**Entries provided:**
::::::::

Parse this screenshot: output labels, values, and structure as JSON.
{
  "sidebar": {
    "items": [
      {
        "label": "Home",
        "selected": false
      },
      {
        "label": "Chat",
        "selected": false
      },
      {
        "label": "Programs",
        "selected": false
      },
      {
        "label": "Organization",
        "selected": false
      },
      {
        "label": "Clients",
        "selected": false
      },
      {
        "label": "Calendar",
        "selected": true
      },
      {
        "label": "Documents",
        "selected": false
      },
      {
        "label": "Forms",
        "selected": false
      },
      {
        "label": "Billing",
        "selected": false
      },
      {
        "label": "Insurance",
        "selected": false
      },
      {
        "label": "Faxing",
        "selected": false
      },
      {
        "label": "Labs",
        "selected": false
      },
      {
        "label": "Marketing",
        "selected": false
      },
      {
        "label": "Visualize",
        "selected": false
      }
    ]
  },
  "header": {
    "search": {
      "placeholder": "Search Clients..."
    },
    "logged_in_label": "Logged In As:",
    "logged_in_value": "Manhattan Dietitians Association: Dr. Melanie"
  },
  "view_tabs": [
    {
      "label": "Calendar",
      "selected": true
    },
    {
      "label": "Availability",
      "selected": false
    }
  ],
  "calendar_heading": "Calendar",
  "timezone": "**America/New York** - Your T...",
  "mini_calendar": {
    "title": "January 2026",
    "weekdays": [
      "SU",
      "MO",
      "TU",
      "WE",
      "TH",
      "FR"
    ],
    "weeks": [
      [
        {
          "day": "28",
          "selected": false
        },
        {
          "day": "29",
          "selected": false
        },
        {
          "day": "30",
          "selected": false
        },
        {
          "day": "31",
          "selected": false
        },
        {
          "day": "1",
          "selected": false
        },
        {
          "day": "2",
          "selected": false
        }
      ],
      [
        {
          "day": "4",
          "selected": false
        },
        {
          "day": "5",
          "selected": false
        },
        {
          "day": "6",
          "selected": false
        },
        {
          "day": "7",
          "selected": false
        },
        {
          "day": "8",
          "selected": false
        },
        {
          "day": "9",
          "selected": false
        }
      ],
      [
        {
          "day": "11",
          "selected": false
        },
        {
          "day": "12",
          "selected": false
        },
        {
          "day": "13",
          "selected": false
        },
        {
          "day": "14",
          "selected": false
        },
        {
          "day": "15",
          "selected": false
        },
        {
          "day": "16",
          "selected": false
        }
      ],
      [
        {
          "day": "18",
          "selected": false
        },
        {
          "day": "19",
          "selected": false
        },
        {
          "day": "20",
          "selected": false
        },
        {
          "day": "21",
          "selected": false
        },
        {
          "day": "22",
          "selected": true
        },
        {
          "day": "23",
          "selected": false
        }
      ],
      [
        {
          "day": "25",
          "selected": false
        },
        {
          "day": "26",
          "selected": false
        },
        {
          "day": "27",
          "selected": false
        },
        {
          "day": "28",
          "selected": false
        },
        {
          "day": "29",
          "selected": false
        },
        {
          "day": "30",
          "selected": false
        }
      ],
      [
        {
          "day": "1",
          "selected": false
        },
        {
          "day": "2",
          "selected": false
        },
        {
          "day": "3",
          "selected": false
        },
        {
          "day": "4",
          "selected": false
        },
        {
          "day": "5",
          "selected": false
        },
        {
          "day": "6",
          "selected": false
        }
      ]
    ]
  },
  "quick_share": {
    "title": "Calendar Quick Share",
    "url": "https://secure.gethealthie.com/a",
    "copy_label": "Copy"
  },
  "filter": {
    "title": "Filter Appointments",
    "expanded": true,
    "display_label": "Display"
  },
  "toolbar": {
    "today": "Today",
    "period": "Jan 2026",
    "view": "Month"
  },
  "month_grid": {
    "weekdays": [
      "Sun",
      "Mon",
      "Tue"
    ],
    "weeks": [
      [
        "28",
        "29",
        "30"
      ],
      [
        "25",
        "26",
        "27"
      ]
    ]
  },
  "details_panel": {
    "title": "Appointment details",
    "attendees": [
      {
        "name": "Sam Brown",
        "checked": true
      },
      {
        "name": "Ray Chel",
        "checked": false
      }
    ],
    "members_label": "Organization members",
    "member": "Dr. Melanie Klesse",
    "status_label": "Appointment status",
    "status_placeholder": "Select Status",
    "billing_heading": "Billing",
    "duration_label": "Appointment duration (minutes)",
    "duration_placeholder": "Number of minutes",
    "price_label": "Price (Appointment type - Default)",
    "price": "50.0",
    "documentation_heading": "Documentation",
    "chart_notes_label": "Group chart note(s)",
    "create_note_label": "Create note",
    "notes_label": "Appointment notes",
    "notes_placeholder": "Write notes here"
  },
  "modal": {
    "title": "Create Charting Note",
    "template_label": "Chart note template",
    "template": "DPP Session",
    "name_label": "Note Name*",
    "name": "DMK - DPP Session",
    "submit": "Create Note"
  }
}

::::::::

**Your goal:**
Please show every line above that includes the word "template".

**Written response:**
    "template_label": "Chart note template",
    "template": "DPP Session",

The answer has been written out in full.